Task data.

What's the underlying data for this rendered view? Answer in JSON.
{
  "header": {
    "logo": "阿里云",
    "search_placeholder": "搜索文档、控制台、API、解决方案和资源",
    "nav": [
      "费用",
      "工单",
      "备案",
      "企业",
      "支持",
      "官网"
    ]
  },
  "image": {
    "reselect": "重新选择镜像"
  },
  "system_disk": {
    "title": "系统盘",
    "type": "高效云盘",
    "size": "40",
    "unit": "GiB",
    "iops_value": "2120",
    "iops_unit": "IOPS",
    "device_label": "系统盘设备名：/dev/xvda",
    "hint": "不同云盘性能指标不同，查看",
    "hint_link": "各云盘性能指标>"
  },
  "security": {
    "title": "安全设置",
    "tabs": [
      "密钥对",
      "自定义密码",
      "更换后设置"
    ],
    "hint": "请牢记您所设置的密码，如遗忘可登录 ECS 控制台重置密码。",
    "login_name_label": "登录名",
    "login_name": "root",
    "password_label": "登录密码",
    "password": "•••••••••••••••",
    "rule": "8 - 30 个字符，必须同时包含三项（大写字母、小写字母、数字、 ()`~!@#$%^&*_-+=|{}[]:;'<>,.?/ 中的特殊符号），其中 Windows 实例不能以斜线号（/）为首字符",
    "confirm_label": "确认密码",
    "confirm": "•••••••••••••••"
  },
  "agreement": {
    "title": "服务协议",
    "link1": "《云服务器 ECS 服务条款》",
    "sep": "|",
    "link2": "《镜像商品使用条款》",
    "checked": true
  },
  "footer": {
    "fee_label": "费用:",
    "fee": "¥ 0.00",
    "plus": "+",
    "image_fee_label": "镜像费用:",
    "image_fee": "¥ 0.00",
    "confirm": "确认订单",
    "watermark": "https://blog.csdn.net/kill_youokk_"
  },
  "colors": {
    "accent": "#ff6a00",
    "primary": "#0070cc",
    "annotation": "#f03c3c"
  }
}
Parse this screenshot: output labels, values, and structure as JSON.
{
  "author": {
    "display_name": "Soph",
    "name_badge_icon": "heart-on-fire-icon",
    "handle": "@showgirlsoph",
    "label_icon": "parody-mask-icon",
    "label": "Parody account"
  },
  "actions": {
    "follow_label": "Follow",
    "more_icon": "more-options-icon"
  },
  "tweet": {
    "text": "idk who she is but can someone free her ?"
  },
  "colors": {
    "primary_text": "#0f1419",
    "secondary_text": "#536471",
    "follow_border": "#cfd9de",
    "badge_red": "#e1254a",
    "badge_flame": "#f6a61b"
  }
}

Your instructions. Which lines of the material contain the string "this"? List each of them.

Completed task.
What's the underlying data for this rendered view? Answer in JSON.
Parse this screenshot: output labels, values, and structure as JSON.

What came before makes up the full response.